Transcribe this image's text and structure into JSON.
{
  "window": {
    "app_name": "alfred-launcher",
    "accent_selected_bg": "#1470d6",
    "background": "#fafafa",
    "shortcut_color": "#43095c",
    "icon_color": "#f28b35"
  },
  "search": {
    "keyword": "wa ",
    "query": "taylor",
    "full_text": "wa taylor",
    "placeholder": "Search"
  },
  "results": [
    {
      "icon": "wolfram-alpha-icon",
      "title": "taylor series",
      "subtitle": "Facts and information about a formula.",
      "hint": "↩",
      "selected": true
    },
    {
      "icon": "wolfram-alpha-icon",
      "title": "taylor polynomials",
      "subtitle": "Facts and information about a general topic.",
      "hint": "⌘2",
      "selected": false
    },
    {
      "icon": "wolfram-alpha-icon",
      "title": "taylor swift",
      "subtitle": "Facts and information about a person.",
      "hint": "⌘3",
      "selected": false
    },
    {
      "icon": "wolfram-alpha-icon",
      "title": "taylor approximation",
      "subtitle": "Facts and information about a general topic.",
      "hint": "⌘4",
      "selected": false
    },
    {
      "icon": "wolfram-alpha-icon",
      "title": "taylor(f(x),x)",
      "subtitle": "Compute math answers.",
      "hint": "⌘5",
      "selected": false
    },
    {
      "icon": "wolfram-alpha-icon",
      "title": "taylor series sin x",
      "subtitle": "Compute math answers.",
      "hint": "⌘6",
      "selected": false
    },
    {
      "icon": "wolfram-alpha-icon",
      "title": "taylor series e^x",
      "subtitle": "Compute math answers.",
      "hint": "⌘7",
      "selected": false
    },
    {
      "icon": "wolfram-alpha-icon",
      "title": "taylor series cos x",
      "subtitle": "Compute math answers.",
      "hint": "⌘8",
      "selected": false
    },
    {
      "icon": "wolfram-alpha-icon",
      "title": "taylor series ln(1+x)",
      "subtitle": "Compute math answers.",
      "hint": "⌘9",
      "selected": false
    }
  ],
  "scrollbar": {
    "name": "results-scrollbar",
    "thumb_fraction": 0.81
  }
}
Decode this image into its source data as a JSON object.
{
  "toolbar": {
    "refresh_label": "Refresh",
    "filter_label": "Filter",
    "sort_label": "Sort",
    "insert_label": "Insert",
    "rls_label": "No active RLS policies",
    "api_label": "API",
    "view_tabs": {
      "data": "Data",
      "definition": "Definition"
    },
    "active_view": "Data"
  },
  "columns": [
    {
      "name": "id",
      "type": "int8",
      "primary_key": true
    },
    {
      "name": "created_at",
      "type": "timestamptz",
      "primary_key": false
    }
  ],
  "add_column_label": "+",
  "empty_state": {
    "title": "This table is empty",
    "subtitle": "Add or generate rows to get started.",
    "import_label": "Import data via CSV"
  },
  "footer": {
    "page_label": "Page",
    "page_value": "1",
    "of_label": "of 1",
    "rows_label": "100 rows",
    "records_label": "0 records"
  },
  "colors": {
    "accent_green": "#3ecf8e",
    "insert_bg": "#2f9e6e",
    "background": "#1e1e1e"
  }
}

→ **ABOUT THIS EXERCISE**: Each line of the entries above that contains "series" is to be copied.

→ **RESULT FOR THIS TASK**:
      "title": "taylor series",
      "title": "taylor series sin x",
      "title": "taylor series e^x",
      "title": "taylor series cos x",
      "title": "taylor series ln(1+x)",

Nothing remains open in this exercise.